Web page and app entries:

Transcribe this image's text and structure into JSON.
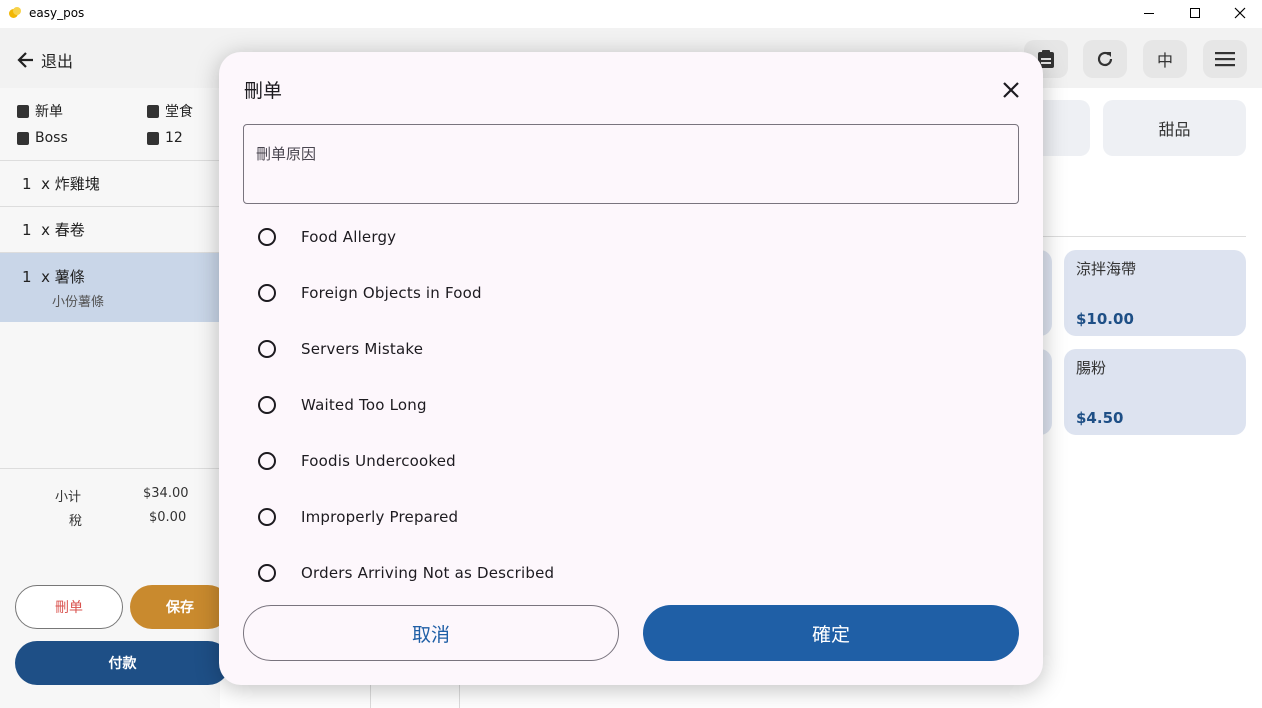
{
  "window": {
    "title": "easy_pos"
  },
  "topbar": {
    "back_label": "退出",
    "language_label": "中"
  },
  "order": {
    "type_label": "新单",
    "dine_label": "堂食",
    "staff_label": "Boss",
    "table_label": "12",
    "items": [
      {
        "qty": "1",
        "x": "x",
        "name": "炸雞塊",
        "note": ""
      },
      {
        "qty": "1",
        "x": "x",
        "name": "春卷",
        "note": ""
      },
      {
        "qty": "1",
        "x": "x",
        "name": "薯條",
        "note": "小份薯條"
      }
    ],
    "subtotal_label": "小计",
    "subtotal_value": "$34.00",
    "tax_label": "稅",
    "tax_value": "$0.00",
    "delete_label": "刪单",
    "save_label": "保存",
    "pay_label": "付款"
  },
  "menu": {
    "category_dessert": "甜品",
    "tiles": [
      {
        "name": "涼拌海帶",
        "price": "$10.00"
      },
      {
        "name": "腸粉",
        "price": "$4.50"
      }
    ]
  },
  "dialog": {
    "title": "刪单",
    "reason_placeholder": "刪单原因",
    "options": [
      "Food Allergy",
      "Foreign Objects in Food",
      "Servers Mistake",
      "Waited Too Long",
      "Foodis Undercooked",
      "Improperly Prepared",
      "Orders Arriving Not as Described"
    ],
    "cancel_label": "取消",
    "confirm_label": "確定"
  },
  "colors": {
    "primary": "#1f5fa6",
    "dialog_bg": "#fdf7fc",
    "save_orange": "#c98a2e",
    "pay_navy": "#1e4f86"
  }
}
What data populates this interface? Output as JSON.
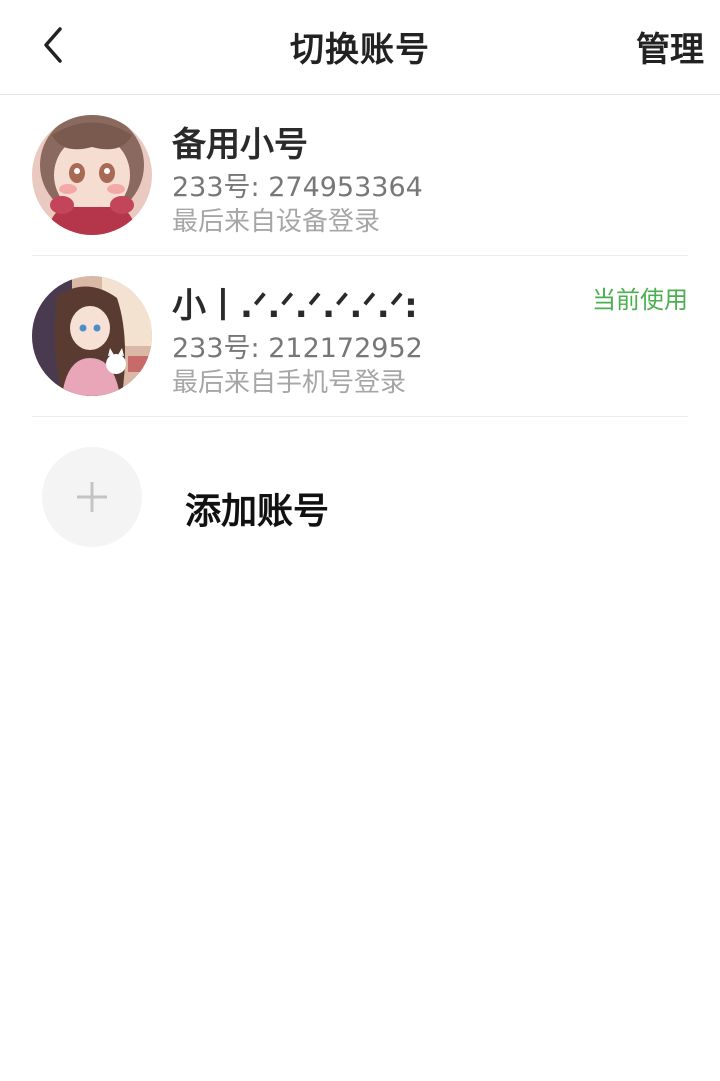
{
  "header": {
    "title": "切换账号",
    "manage_label": "管理"
  },
  "accounts": [
    {
      "name": "备用小号",
      "id_text": "233号: 274953364",
      "login_text": "最后来自设备登录",
      "current_label": ""
    },
    {
      "name": "小丨.ᐟ.ᐟ.ᐟ.ᐟ.ᐟ.ᐟ:",
      "id_text": "233号: 212172952",
      "login_text": "最后来自手机号登录",
      "current_label": "当前使用"
    }
  ],
  "add_account": {
    "label": "添加账号"
  },
  "icons": {
    "back": "chevron-left-icon",
    "add": "plus-icon"
  },
  "colors": {
    "current_badge": "#4caf50",
    "secondary_text": "#777777",
    "tertiary_text": "#a6a6a6",
    "divider": "#ececec"
  }
}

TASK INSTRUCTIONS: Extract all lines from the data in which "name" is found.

RESULT OF THIS TASK:
        "name": "炸雞塊",
        "name": "春卷",
        "name": "薯條",
        "name": "涼拌海帶",
        "name": "腸粉",
      "name": "备用小号",
      "name": "小丨.ᐟ.ᐟ.ᐟ.ᐟ.ᐟ.ᐟ:",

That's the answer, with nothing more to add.